2012 will be remembered for its running battles over taxes and gambling. The drama was highlighted by the April 9th, Sine Die (last day), collapse of the state budget, when the legislature ended its regular session WITHOUT passing a finished Maryland state budget that included a number of new taxes. Each chamber passed a version of the bill, but the conference committee failed to agree on a compromise on taxes before the midnight end of the session.
With the defeat of the new taxes, a streamline budget went into effect with $500 million less in spending. The resulting plan was quickly dubbed by the democrats as the “Doomsday Budget”, but was in many ways a better budget for most of Maryland and Anne Arundel County, see my May post.
Also democrat leadership saw the regular session as a failure because it failed to pass an expanded gambling bill; therefore, the General Assembly reconvened to hold not one, but two special sessions so the General Assembly could finish work on both the budget and a plan to allow table games and a sixth casino in the state, both of which were hard fought and controversial.
For the first session, the legislature reconvened in a three-day special session in May and increased taxes before the July 1st start of the new fiscal year. The final plan included a hike in income taxes and a controversial shift of teacher pension costs, $136.6 million the first year, from the state to the counties. County leaders argued that their jurisdictions were being sent the bill for poor state management.
The second session occurred in August, where the General Assembly agreed to expand gambling not only by adding table games, but by adding a sixth authorized location in Prince George’s County. To Make the additional location acceptable to the exisiting casinos, the legislature agreed to substantially reduce the state taxes collected on gambling undercutting any advantage claimed for education.

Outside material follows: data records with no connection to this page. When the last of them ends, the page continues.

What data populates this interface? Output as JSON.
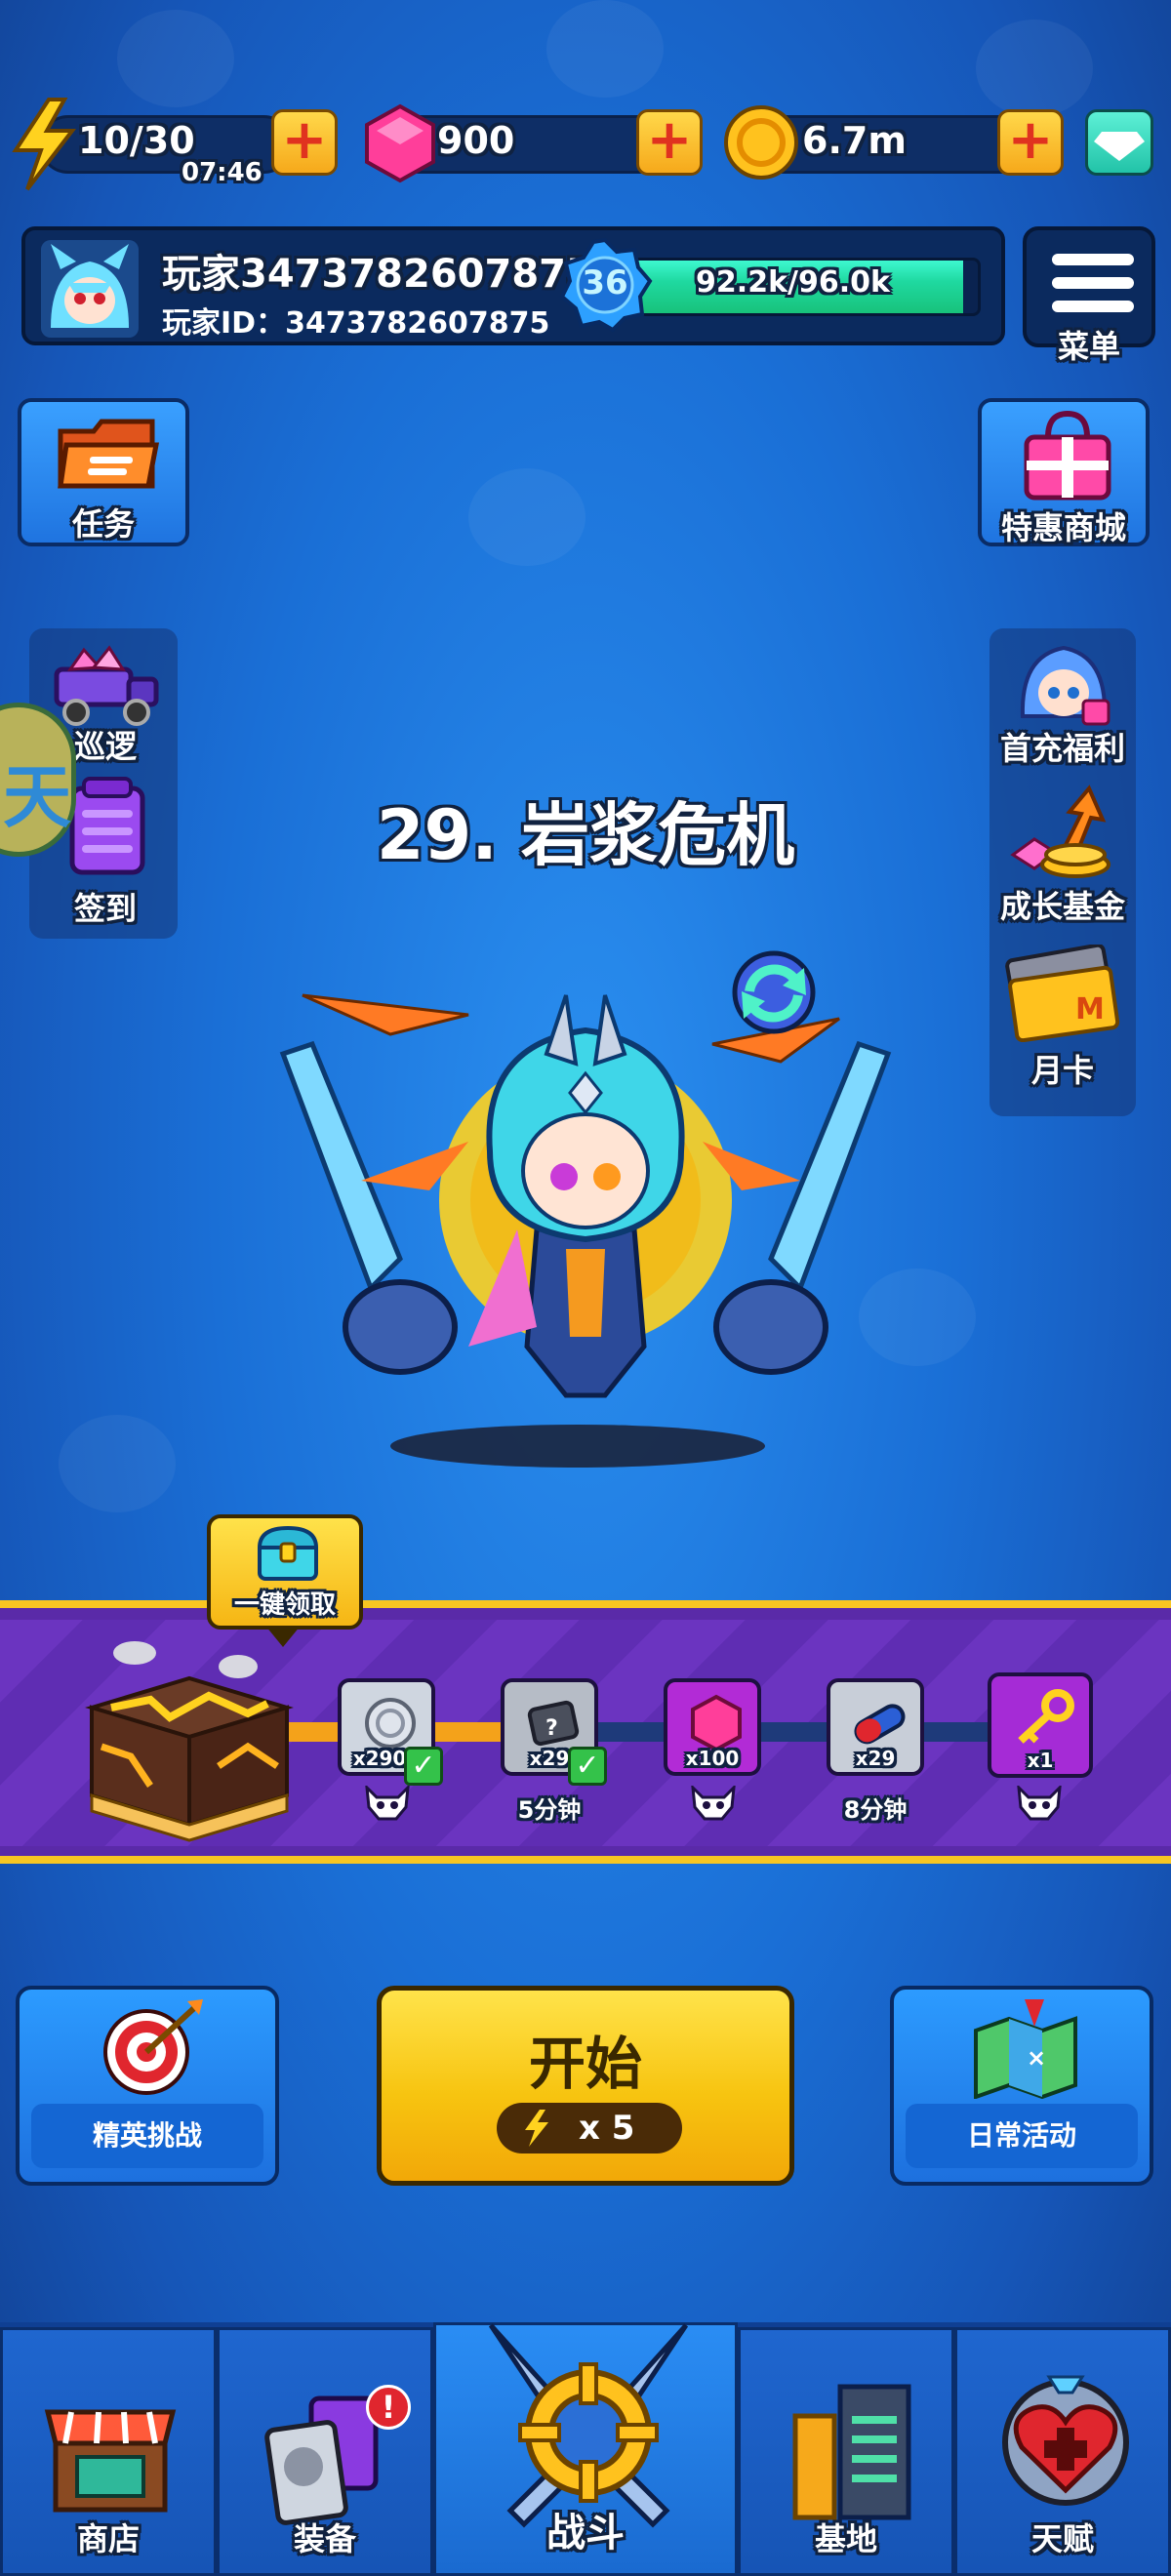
{
  "resources": {
    "energy": "10/30",
    "energy_timer": "07:46",
    "gems": "900",
    "gold": "6.7m"
  },
  "profile": {
    "name": "玩家3473782607875",
    "id_line": "玩家ID：3473782607875",
    "level": "36",
    "xp_text": "92.2k/96.0k",
    "xp_progress": 0.96
  },
  "menu_label": "菜单",
  "left_buttons": {
    "tasks": "任务",
    "patrol": "巡逻",
    "signin": "签到"
  },
  "right_buttons": {
    "shop_special": "特惠商城",
    "first_recharge": "首充福利",
    "growth_fund": "成长基金",
    "monthly_card": "月卡"
  },
  "stage_title": "29. 岩浆危机",
  "claim_all_label": "一键领取",
  "rewards": [
    {
      "icon": "silver-coin-icon",
      "qty": "x2900",
      "claimed": true,
      "color": "#cfd6e0"
    },
    {
      "icon": "mystery-ticket-icon",
      "qty": "x29",
      "claimed": true,
      "color": "#b6bcc6"
    },
    {
      "icon": "gem-icon",
      "qty": "x100",
      "claimed": false,
      "color": "#b22bd6"
    },
    {
      "icon": "pill-icon",
      "qty": "x29",
      "claimed": false,
      "color": "#c8ced8"
    },
    {
      "icon": "key-icon",
      "qty": "x1",
      "claimed": false,
      "color": "#a52bd6"
    }
  ],
  "milestones": [
    "5分钟",
    "8分钟"
  ],
  "actions": {
    "elite": "精英挑战",
    "start": "开始",
    "start_cost": "x 5",
    "daily": "日常活动"
  },
  "nav": {
    "shop": "商店",
    "equip": "装备",
    "battle": "战斗",
    "base": "基地",
    "talent": "天赋"
  },
  "colors": {
    "accent_yellow": "#f8c622",
    "strip_purple": "#5a2aa8",
    "bg_blue": "#1a6fd6",
    "xp_green": "#1fd9a0"
  }
}
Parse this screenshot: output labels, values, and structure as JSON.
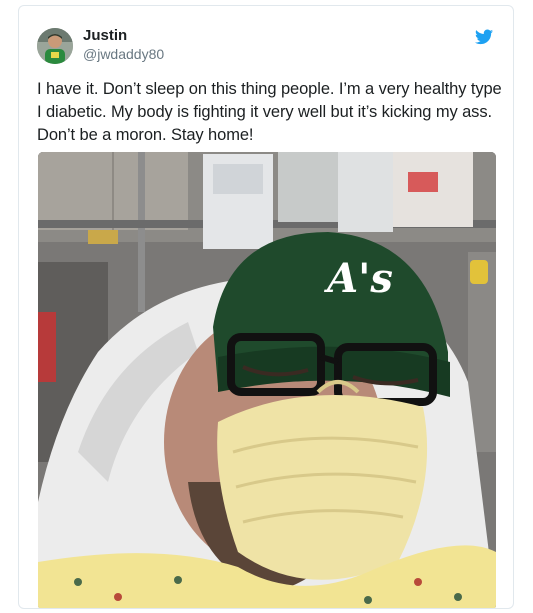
{
  "tweet": {
    "author_name": "Justin",
    "author_handle": "@jwdaddy80",
    "text_lines": [
      "I have it. Don’t sleep on this thing people. I’m a very healthy type",
      "I diabetic. My body is fighting it very well but it’s kicking my ass.",
      "Don’t be a moron. Stay home!"
    ],
    "photo_text": {
      "hat_logo": "A's"
    }
  },
  "icons": {
    "platform": "twitter-bird-icon",
    "avatar": "avatar-photo"
  },
  "colors": {
    "accent": "#1da1f2",
    "text": "#1c2022",
    "muted": "#697882",
    "border": "#e1e8ed",
    "hat_green": "#1f4a2c",
    "mask_yellow": "#efe3a6",
    "gown_yellow": "#f2e493"
  }
}
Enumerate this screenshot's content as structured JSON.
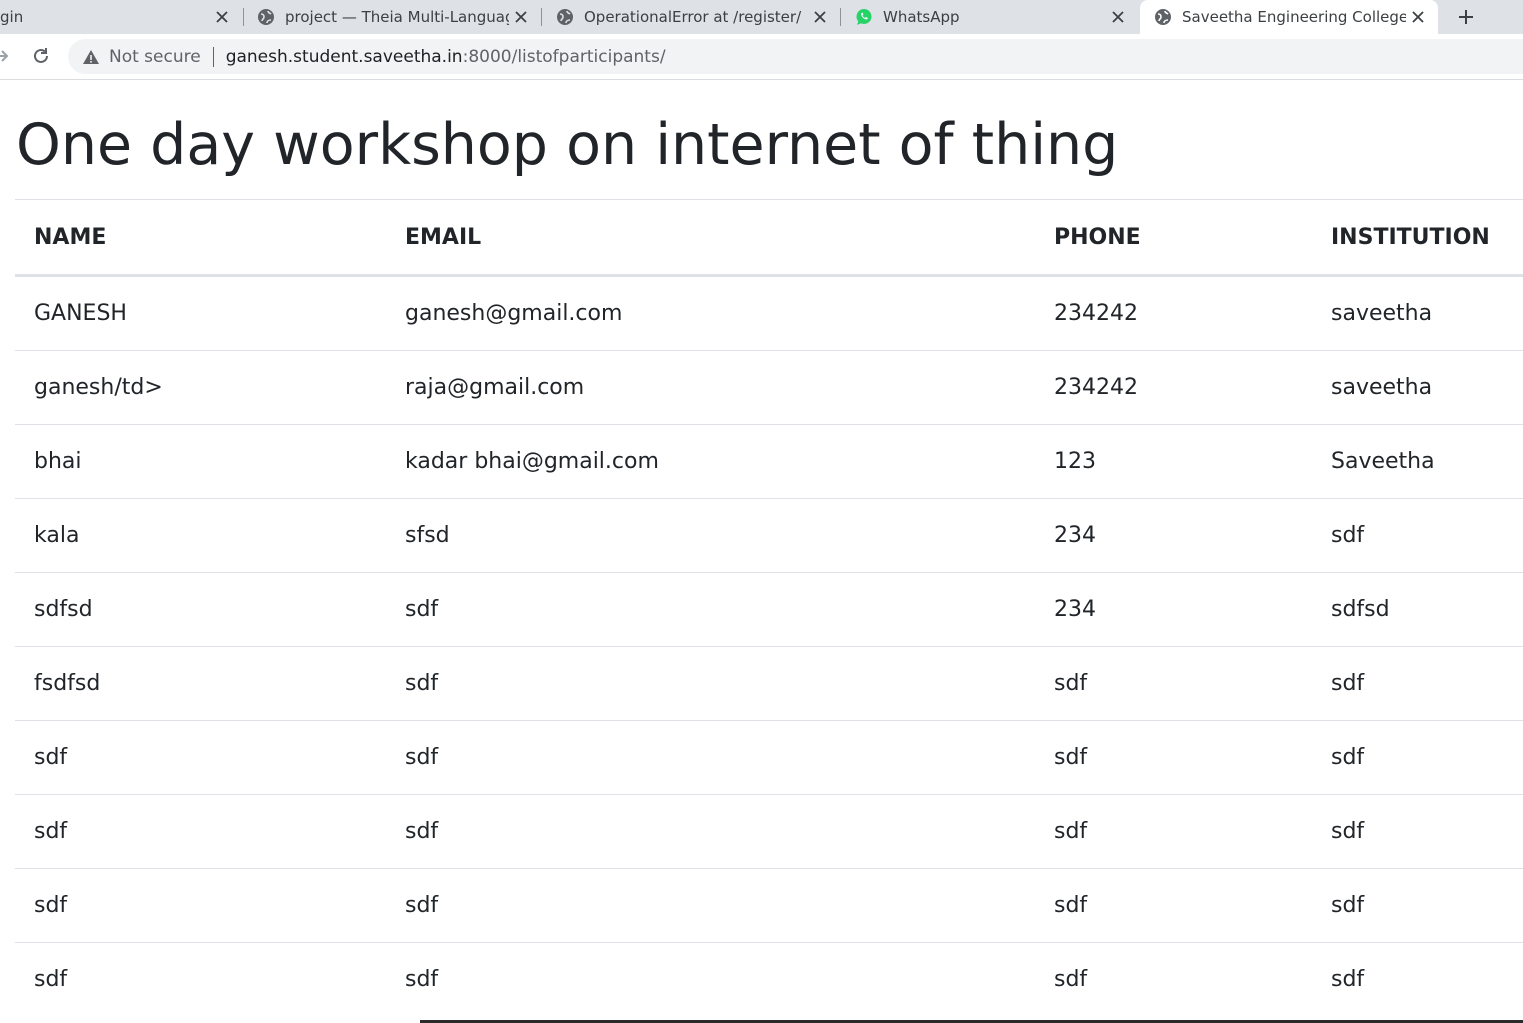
{
  "browser": {
    "tabs": [
      {
        "title": "gin",
        "icon": "none"
      },
      {
        "title": "project — Theia Multi-Language",
        "icon": "globe-icon"
      },
      {
        "title": "OperationalError at /register/",
        "icon": "globe-icon"
      },
      {
        "title": "WhatsApp",
        "icon": "whatsapp-icon"
      },
      {
        "title": "Saveetha Engineering College",
        "icon": "globe-icon",
        "active": true
      }
    ],
    "address": {
      "security_label": "Not secure",
      "host": "ganesh.student.saveetha.in",
      "path": ":8000/listofparticipants/"
    }
  },
  "page": {
    "title": "One day workshop on internet of thing",
    "table": {
      "headers": [
        "NAME",
        "EMAIL",
        "PHONE",
        "INSTITUTION"
      ],
      "rows": [
        [
          "GANESH",
          "ganesh@gmail.com",
          "234242",
          "saveetha"
        ],
        [
          "ganesh/td>",
          "raja@gmail.com",
          "234242",
          "saveetha"
        ],
        [
          "bhai",
          "kadar bhai@gmail.com",
          "123",
          "Saveetha"
        ],
        [
          "kala",
          "sfsd",
          "234",
          "sdf"
        ],
        [
          "sdfsd",
          "sdf",
          "234",
          "sdfsd"
        ],
        [
          "fsdfsd",
          "sdf",
          "sdf",
          "sdf"
        ],
        [
          "sdf",
          "sdf",
          "sdf",
          "sdf"
        ],
        [
          "sdf",
          "sdf",
          "sdf",
          "sdf"
        ],
        [
          "sdf",
          "sdf",
          "sdf",
          "sdf"
        ],
        [
          "sdf",
          "sdf",
          "sdf",
          "sdf"
        ]
      ]
    }
  },
  "colors": {
    "whatsapp": "#25d366",
    "text": "#212529",
    "border": "#dee2e6"
  }
}
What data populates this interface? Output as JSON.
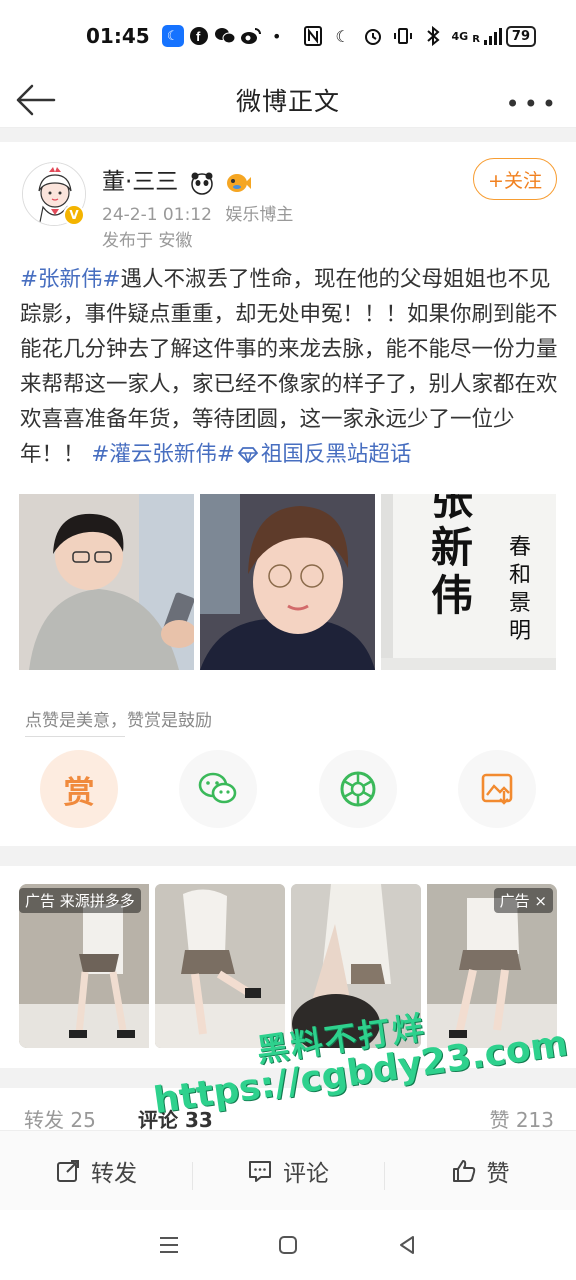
{
  "status_bar": {
    "time": "01:45",
    "network": "4G",
    "signal_label": "R",
    "battery": "79",
    "icons": [
      "app-badge-icon",
      "facebook-icon",
      "wechat-icon",
      "weibo-icon",
      "nfc-icon",
      "moon-icon",
      "alarm-icon",
      "vibrate-icon",
      "bluetooth-icon",
      "signal-icon",
      "battery-icon"
    ]
  },
  "titlebar": {
    "title": "微博正文"
  },
  "post": {
    "author": "董·三三",
    "timestamp": "24-2-1 01:12",
    "author_tag": "娱乐博主",
    "location": "发布于 安徽",
    "follow_label": "+关注",
    "text_parts": [
      {
        "type": "tag",
        "text": "#张新伟#"
      },
      {
        "type": "text",
        "text": "遇人不淑丢了性命，现在他的父母姐姐也不见踪影，事件疑点重重，却无处申冤！！！如果你刷到能不能花几分钟去了解这件事的来龙去脉，能不能尽一份力量来帮帮这一家人，家已经不像家的样子了，别人家都在欢欢喜喜准备年货，等待团圆，这一家永远少了一位少年！！ "
      },
      {
        "type": "tag",
        "text": "#灌云张新伟#"
      },
      {
        "type": "tag",
        "text": "祖国反黑站超话"
      }
    ],
    "photo3_text": {
      "big": "张新伟",
      "side": "春和景明"
    }
  },
  "reward": {
    "hint": "点赞是美意，赞赏是鼓励",
    "reward_label": "赏"
  },
  "ads": {
    "left_label": "广告 来源拼多多",
    "right_label": "广告 ×"
  },
  "stats": {
    "repost": "转发 25",
    "comment": "评论 33",
    "like": "赞 213"
  },
  "watermark": {
    "line1": "黑料不打烊",
    "line2": "https://cgbdy23.com"
  },
  "actions": {
    "repost": "转发",
    "comment": "评论",
    "like": "赞"
  },
  "colors": {
    "accent": "#f18120",
    "link": "#476ec0",
    "watermark": "#2ed18d"
  }
}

The state consitution requires changes in gambling to be approved by the voters and so the battle for gambling continued into the general election in November. State voters were asked to approve the changes and it prompted a fierce $100 million campaign, the most visible of the year, between opposite sides; still the expansion was approved.
Also in 2012, the governor stepped up his attack on the rural communities by greatly limiting the use of septic systems and establishing “growth tiers” to regulate development. The plan was vigorously opposed by lawmakers from the state’s rural counties who saw it as a blow to the authority of local governments to decide local matters.
Initiatives that stalled in 2012 such as offshore wind power and transportation funding (gas tax), are likely to be re-introduced in the 2013 session, and Marylanders can also expect a major debate over gun control proposals in the wake of the mass shooting this month in Connecticut.